The Freiburg Baroque Orchestra, or properly, Freiburger Barockorchester, was founded in 1987 in the German city known as the unofficial "Capital of the Black Forest" by a group of students who shared an interest in playing Baroque music on authentic musical instruments. The first three years of its existence, the Freiburger Barockorchester performed without a conductor, preferring to select a musician from within its own ranks to lead its musicRead more on a case-by-case basis. Nevertheless, in 1990 Thomas Hengelbrock was named joint musical director along with Gottfried von der Goltz, a situation that lasted until 1997 when Hengelbrock stepped down. His place was taken by Petra Müllejans, who leads the Freiburger Barockorchester in tandem with von der Goltz.
Freiburger Barockorchester tours all over the world and records with frequency; it utilizes distinguished guest conductors on about a fourth of its public concerts, but not on recordings. Freiburger Barockorchester contributed some of the very best recordings to be issued by Deutsche Harmonia Mundi in the waning years of its association with BMG. The group's controversial recording of the J.S. Bach Mass in B minor, led by Hengelbrock and featuring the Balthasar-Neumann-Chor, is perhaps the only recording of this work in recent memory to approach Bach's masterwork from a genuinely new perspective. Since BMG folded its classical operation in 1999, Freiburger Barockorchester has appeared on the Virgin, Naďve, Harmonia Mundi, and Carus Verlag labels.
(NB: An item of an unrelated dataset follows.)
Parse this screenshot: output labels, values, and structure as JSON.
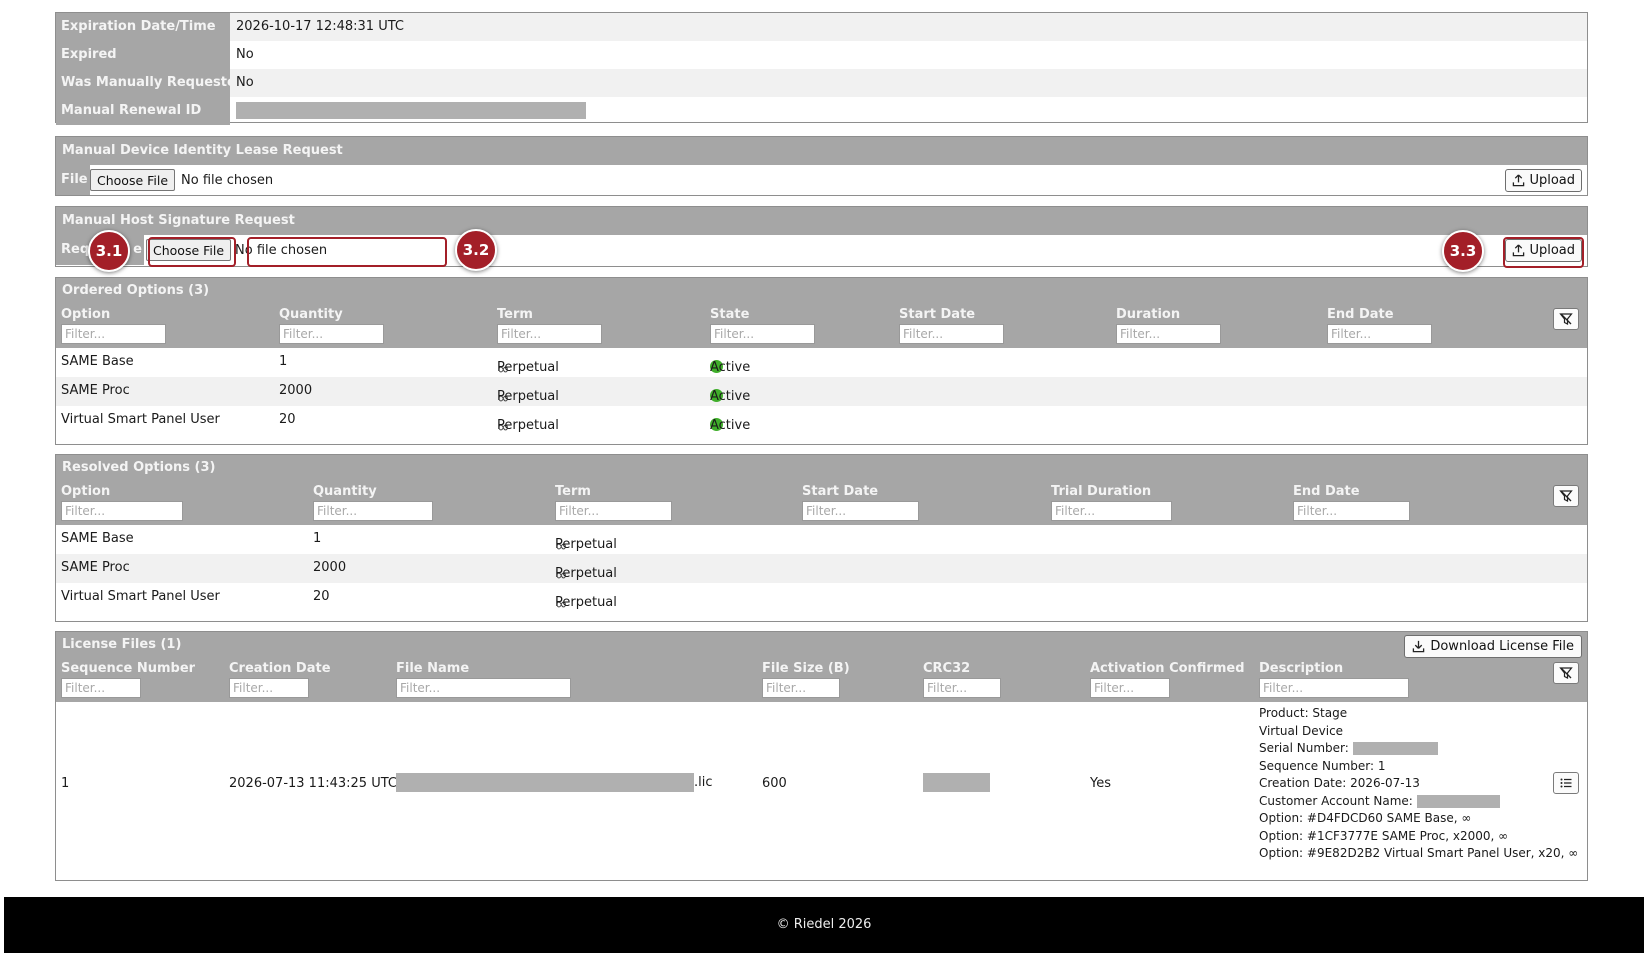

Freiburger Barockorchester is also known for its capability in accompanying singers, such as Sandrine Piau and Angelika Kirchschlager, who appears with the group on Christmas DVD entitled Sounds for Christmas. Although it did not accompany Cecilia Bartoli on her recording Opera Proibita, Freiburger Barockorchester has accompanied Bartoli in touring with its program, with Müllejans leading the band. The Freiburger Barockorchester is a chamber group that is drawn from the inner ranks of the Freiburger Barockorchester. Read less